“It took me a long time to figure out that my delusions of grandeur were elaborate labyrinths hiding some terrible pain. Once I figured that out it took me even longer to learn how to use my delusions to built new spaces in the reality around me that other people could feel comfortable stepping into…”
Here’s a link to the journal (http://www.passingthroughjournal.com/) and the text below:
Your Way of Life is Totally Over
By Sascha Altman DuBrul
It took me a long time to figure out that my delusions of grandeur were elaborate labyrinths hiding some terrible pain.
Once I figured that out it took me even longer to learn how to use my delusions to built new spaces in the reality around me that other people could feel comfortable stepping into.
Or step into other people’s delusions of grandeur.
There is some kind of trick that involves dancing between worlds, holding both (or multiple) world’s dear, taking the right lessons and beautiful pieces with you, not getting too lost, making maps to the other side, knowing when to step back and forth, and who to talk to about it and when to just keep your mouth shut.
Now it’s all these years later and it’s like I see the psychic architecture around me when I squint my eyes right. I see other people’s delusions of grandeur and how I walk around them all day, in the form of skyscrapers and bridges and tunnels and all this concrete. I let myself get carried away in the intensity of star filled skies and crowds of people and the layers of history below these streets, all the dead people and their stories and all of the mystery out in the universe. I want to feel connected, I want to be a part of the grandeur, I want to play my part in the universal song. But one thing that’s crystal clear at this point:
The line between grandeur and delusion is usually power. Poor people get locked up in psych wards and rich people build their visions of how the world should be. And we’re all walking around with the psychic scraps of the powerful people’s culture in our heads.
In 2016 I work on a state run team of healers on the island of Manhattan, we go to people’s homes who are said to be struggling with psychosis, people that the state is concerned will hurt themselves or others. Yesterday I stepped into the mind of someone who thought the NSA was coming to kill him: everything was black tinted windows and significant sets of conspiracy numbers, powerful forces that were angry with him and coming to take his life. He was 19.
We sat in his dark, half-barracked mother’s apartment and it was my job was to try and help him or assess if he should be forced to go to the hospital and drugged.
And you know what? This guy felt like family to me, like one of my extended mad tribe. There was nothing scary about the way he talked or his hair trigger paranoid responses that were like little linguistic landmines in the room. I knew this territory. I knew this sleep deprivation that makes a little story so important while the rest of the world insignificantly fades away. I knew this secret because I’ve explored my own version so much I do it in my sleep now.
There was so much to say to this guy I kept to myself. But I couldn’t keep from feeling the joy of recognition and the knowledge that while most trained clinicians would say this guy has a serious mental illness, I know he has the keys to change the locks on the mental health system, and it’s my job to figure out how we do it together.

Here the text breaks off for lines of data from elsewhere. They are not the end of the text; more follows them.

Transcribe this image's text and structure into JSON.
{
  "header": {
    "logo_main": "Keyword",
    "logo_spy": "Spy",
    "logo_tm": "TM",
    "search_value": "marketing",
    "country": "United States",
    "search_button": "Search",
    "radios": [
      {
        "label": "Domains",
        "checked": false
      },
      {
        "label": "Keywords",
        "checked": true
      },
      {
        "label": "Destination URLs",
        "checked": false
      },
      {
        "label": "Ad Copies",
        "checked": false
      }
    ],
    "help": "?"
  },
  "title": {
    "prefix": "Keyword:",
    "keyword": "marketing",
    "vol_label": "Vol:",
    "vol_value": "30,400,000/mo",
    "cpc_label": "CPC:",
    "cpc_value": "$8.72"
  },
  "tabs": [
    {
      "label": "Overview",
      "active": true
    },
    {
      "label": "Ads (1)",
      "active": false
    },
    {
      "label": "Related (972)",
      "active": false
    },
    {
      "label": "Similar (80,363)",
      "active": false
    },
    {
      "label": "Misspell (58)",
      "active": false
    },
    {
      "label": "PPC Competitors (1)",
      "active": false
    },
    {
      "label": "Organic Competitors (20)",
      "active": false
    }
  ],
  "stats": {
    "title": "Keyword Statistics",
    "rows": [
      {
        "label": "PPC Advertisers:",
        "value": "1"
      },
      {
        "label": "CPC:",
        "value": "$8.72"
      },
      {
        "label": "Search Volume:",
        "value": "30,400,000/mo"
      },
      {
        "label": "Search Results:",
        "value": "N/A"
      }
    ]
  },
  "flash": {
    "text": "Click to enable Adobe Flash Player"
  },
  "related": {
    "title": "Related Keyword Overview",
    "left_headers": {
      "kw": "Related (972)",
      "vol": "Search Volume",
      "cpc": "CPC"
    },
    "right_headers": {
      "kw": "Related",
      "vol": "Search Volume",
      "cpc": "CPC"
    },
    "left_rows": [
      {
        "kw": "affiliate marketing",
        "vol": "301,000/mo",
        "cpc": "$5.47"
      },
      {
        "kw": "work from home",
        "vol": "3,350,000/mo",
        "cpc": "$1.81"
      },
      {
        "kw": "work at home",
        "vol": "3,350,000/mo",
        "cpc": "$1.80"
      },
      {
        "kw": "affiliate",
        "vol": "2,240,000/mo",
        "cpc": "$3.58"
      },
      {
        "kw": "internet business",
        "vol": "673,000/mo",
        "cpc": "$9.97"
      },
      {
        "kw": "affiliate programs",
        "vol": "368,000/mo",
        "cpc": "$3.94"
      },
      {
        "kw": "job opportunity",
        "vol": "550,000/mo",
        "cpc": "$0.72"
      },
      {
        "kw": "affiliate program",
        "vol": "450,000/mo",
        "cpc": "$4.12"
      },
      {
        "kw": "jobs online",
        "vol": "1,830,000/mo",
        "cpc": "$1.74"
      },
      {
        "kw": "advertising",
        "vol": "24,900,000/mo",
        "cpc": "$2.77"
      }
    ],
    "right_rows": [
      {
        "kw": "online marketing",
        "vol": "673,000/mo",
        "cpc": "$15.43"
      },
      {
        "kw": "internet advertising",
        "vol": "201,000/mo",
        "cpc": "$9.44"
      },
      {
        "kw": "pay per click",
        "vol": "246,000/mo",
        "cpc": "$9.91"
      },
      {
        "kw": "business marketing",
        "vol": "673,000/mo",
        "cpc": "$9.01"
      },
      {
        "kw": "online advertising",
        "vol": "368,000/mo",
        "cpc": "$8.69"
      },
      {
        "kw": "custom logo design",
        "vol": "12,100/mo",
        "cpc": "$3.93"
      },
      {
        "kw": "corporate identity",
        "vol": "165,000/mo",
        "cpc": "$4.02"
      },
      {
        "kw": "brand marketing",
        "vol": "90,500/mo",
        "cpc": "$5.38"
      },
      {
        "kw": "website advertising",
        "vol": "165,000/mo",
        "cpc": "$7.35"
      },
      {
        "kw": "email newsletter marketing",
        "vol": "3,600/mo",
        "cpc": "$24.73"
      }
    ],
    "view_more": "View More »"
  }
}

When I was 21 and just leaving an Earth First! road blockade at Warner Creek, and recently had been working in the Lacondon Jungle with the Zapatistas and riding freight trains all over Mexico and the south, I metJessica Erica Hahn and her friend Dan Nelson in a freight train yard in Eugene, Oregon and we rode a freight train to Oakland together through the Cascadia National Forest, standing on top of a grain car feeling the freest I’ve ever felt in the world. I will never forget it. Jessica and I have hardly seen each other since (that was 20 years ago!) but she asked me to write something really short for her online zine so I did and it’s here. I wrote about the mental health work I’m doing now and the dangerous power of big visions.
ps The title is a line from an Alice Donut Song